● INPUT RECORDS
- Opening Delimiter -
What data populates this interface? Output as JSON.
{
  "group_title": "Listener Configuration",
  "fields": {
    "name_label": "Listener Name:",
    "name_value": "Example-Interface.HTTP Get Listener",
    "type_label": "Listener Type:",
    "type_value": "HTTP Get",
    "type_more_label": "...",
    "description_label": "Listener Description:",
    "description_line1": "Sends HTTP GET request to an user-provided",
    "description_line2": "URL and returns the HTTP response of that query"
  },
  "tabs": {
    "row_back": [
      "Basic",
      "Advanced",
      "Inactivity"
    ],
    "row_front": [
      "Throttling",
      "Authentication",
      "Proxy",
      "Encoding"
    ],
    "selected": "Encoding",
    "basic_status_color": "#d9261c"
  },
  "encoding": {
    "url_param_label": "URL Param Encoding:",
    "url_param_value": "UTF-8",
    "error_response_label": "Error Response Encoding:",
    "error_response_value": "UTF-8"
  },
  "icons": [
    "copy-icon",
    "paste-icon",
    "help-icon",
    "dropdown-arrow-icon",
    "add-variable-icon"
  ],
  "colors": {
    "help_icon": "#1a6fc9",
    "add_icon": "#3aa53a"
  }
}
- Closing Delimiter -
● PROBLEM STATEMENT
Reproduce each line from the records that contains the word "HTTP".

● EXERCISE RESULT
    "name_value": "Example-Interface.HTTP Get Listener",
    "type_value": "HTTP Get",
    "description_line1": "Sends HTTP GET request to an user-provided",
    "description_line2": "URL and returns the HTTP response of that query"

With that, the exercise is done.